Last post of our trip to Northumberland
NORTHSUNDERLAND / SEAHOUSES to give the village its full title, is remembered so well as a fishing village. Alas, very little is left of that illustrious heritage of the 1800's and the village now thrives under a new veil uniquely known as "TOURISM". Initially the harbour was used for the shipment of considerable quantities of corn. Indeed during the summer of 1846 over 1000 tons of corn was shipped out. During the 1770's the quarrying of limestone and subsequent burning in the still evident lime kilns was an important industry. The quicklime was cargoed to Scotland mainly for fertiliser. The closing of the draw kilns in 1860 coincided with the upsurge of the fishing with which Seahouses is perhaps best known - Herring was king! This atmospheric period of Seahouses life brought all the wonderful innovations associated with its development. An enlarged harbour a huge visiting herring fleet, 10 herring yards, a railway to carry the herring, Woodgers kippers, even the two world wars didn't spoil the 'local' feel of Seahouses. The demise of the herring and other fishings altered the old world 'feel' of the village, but the ever resourceful inhabitants have adapted the situation to cater for the holiday maker and day tripper alike. Sea trips to the Farne Islands still provide the visitor a chance to imagine Seahouses and its historic past.
Just before the harbour the rocks have a small colony of sea birds nesting.
Carr End, Seahouses
Stone building used for storing gunpowder in the late 19th century.
The Eider ducks were about in good numbers, this is the bird that first started me down the road of bird watching when I saw them for the first time here on holiday in 2009.
They have the most wonderful call, you can listen to them here on the RSPB web page.
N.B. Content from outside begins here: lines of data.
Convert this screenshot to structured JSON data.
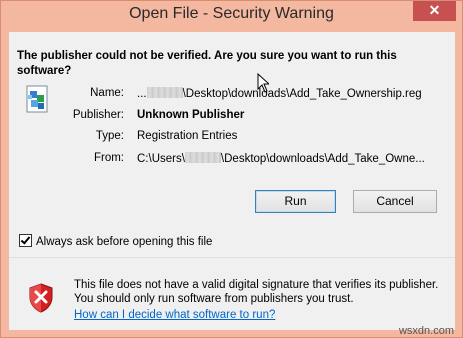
{
  "window": {
    "title": "Open File - Security Warning",
    "close_label": "✕"
  },
  "question": "The publisher could not be verified.  Are you sure you want to run this software?",
  "fields": {
    "name_label": "Name:",
    "name_prefix": "...",
    "name_value": "\\Desktop\\downloads\\Add_Take_Ownership.reg",
    "publisher_label": "Publisher:",
    "publisher_value": "Unknown Publisher",
    "type_label": "Type:",
    "type_value": "Registration Entries",
    "from_label": "From:",
    "from_prefix": "C:\\Users\\",
    "from_value": "\\Desktop\\downloads\\Add_Take_Owne..."
  },
  "buttons": {
    "run": "Run",
    "cancel": "Cancel"
  },
  "checkbox": {
    "label": "Always ask before opening this file",
    "checked": true
  },
  "warning": {
    "text": "This file does not have a valid digital signature that verifies its publisher.  You should only run software from publishers you trust.",
    "link": "How can I decide what software to run?"
  },
  "icons": {
    "file": "registry-file-icon",
    "shield": "shield-error-icon"
  },
  "watermark": "wsxdn.com"
}
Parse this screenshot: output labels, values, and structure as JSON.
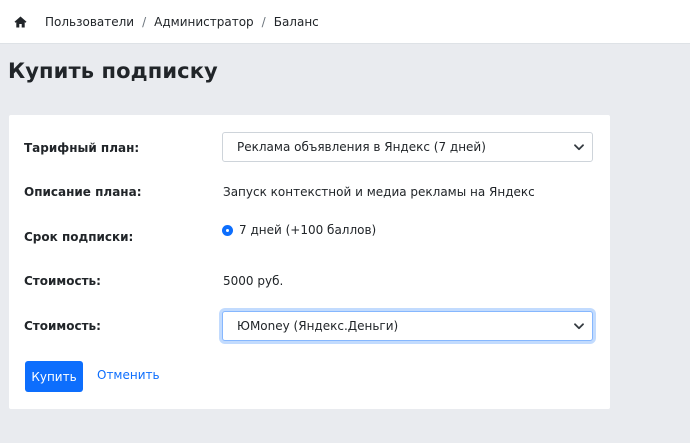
{
  "breadcrumb": {
    "home_icon": "home-icon",
    "items": [
      "Пользователи",
      "Администратор",
      "Баланс"
    ],
    "separator": "/"
  },
  "page": {
    "title": "Купить подписку"
  },
  "form": {
    "tariff": {
      "label": "Тарифный план:",
      "selected": "Реклама объявления в Яндекс (7 дней)"
    },
    "description": {
      "label": "Описание плана:",
      "value": "Запуск контекстной и медиа рекламы на Яндекс"
    },
    "term": {
      "label": "Срок подписки:",
      "option": "7 дней (+100 баллов)",
      "checked": true
    },
    "cost": {
      "label": "Стоимость:",
      "value": "5000 руб."
    },
    "payment": {
      "label": "Стоимость:",
      "selected": "ЮMoney (Яндекс.Деньги)"
    },
    "actions": {
      "buy_label": "Купить",
      "cancel_label": "Отменить"
    }
  },
  "colors": {
    "accent": "#0d6efd",
    "background": "#e9ebef",
    "card": "#ffffff"
  }
}
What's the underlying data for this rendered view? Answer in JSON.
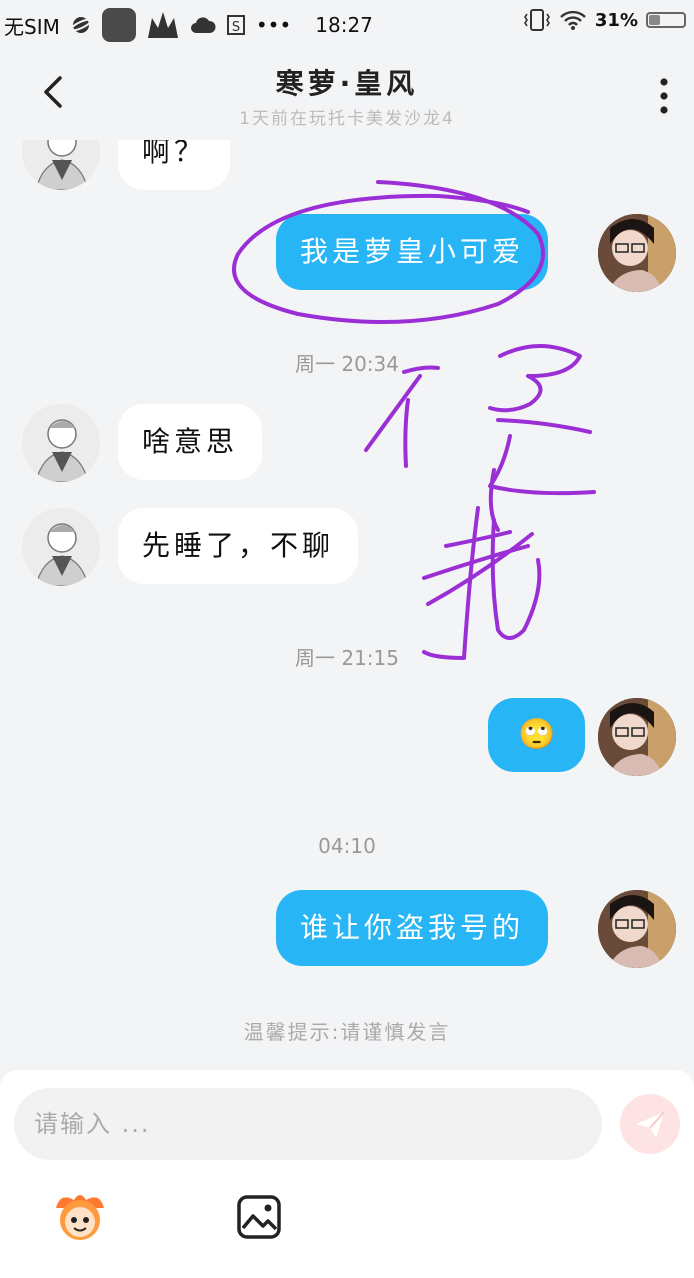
{
  "status_bar": {
    "carrier": "无SIM",
    "time": "18:27",
    "battery": "31%",
    "battery_level": 0.31,
    "dots": "•••"
  },
  "header": {
    "title": "寒萝·皇风",
    "subtitle": "1天前在玩托卡美发沙龙4"
  },
  "messages": [
    {
      "side": "in",
      "text": "啊？"
    },
    {
      "side": "out",
      "text": "我是萝皇小可爱"
    },
    {
      "side": "time",
      "text": "周一 20:34"
    },
    {
      "side": "in",
      "text": "啥意思"
    },
    {
      "side": "in",
      "text": "先睡了，不聊"
    },
    {
      "side": "time",
      "text": "周一 21:15"
    },
    {
      "side": "out",
      "text": "🙄"
    },
    {
      "side": "time",
      "text": "04:10"
    },
    {
      "side": "out",
      "text": "谁让你盗我号的"
    }
  ],
  "tip": "温馨提示:请谨慎发言",
  "input": {
    "placeholder": "请输入 ..."
  },
  "colors": {
    "accent": "#27b5f5",
    "background": "#f3f4f6",
    "annotation": "#9b2fd6"
  }
}
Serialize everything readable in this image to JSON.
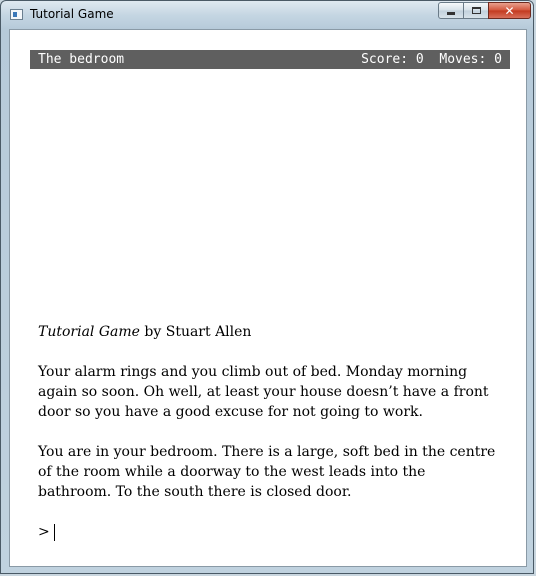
{
  "window": {
    "title": "Tutorial Game",
    "controls": {
      "minimize": "–",
      "maximize": "□",
      "close": "✕"
    }
  },
  "status": {
    "room": "The bedroom",
    "score_label": "Score:",
    "score": "0",
    "moves_label": "Moves:",
    "moves": "0"
  },
  "story": {
    "game_title": "Tutorial Game",
    "byline": " by Stuart Allen",
    "intro": "Your alarm rings and you climb out of bed. Monday morning again so soon. Oh well, at least your house doesn’t have a front door so you have a good excuse for not going to work.",
    "description": "You are in your bedroom. There is a large, soft bed in the centre of the room while a doorway to the west leads into the bathroom. To the south there is closed door.",
    "prompt": ">",
    "command": ""
  }
}
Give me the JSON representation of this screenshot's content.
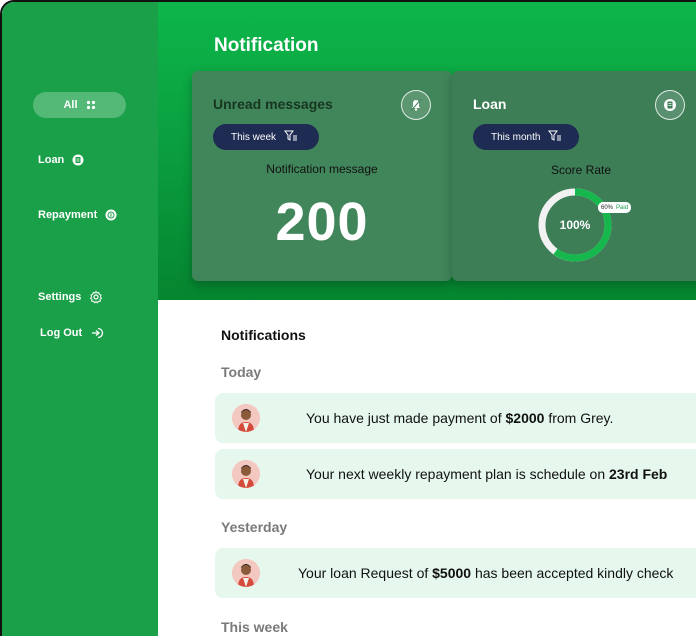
{
  "page": {
    "title": "Notification"
  },
  "sidebar": {
    "items": [
      {
        "label": "All",
        "icon": "grid-icon"
      },
      {
        "label": "Loan",
        "icon": "loan-icon"
      },
      {
        "label": "Repayment",
        "icon": "repayment-icon"
      },
      {
        "label": "Settings",
        "icon": "gear-icon"
      },
      {
        "label": "Log Out",
        "icon": "logout-icon"
      }
    ]
  },
  "cards": {
    "unread": {
      "title": "Unread messages",
      "filter": "This week",
      "subtitle": "Notification message",
      "count": "200",
      "icon": "bell-icon"
    },
    "loan": {
      "title": "Loan",
      "filter": "This month",
      "subtitle": "Score Rate",
      "percent_label": "100%",
      "paid_percent": "60%",
      "paid_word": "Paid",
      "paid_fraction": 0.6,
      "icon": "document-icon"
    }
  },
  "notifications": {
    "title": "Notifications",
    "groups": {
      "today": "Today",
      "yesterday": "Yesterday",
      "this_week": "This week"
    },
    "items": [
      {
        "pre": "You have just made payment of ",
        "bold": "$2000",
        "post": " from Grey."
      },
      {
        "pre": "Your  next weekly repayment plan is schedule on ",
        "bold": "23rd Feb",
        "post": ""
      },
      {
        "pre": "Your loan Request of ",
        "bold": "$5000",
        "post": " has been accepted kindly check"
      }
    ]
  },
  "colors": {
    "brand_green": "#1ba04a",
    "header_green": "#0db64a",
    "card_green": "#41855a",
    "pill_navy": "#1e2b52",
    "notif_bg": "#e6f8ed"
  }
}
They even came out of the water , hoping to be fed.
Another bird in the harbour, new to me were
Small flocks of Turnstone (Arenaria interpres) were feeding on the water edge.
Seahouses’ fishing past lives on at Swallow Fish, who operate the UK’s oldest operating smokehouses.
Singing in the sun was a Starling.
From Seahouses you could walk along the beach to Bamburgh Castle.
I was so happy it was still open and running.
That's it folk's....
Hope you liked the photos from Northumberland.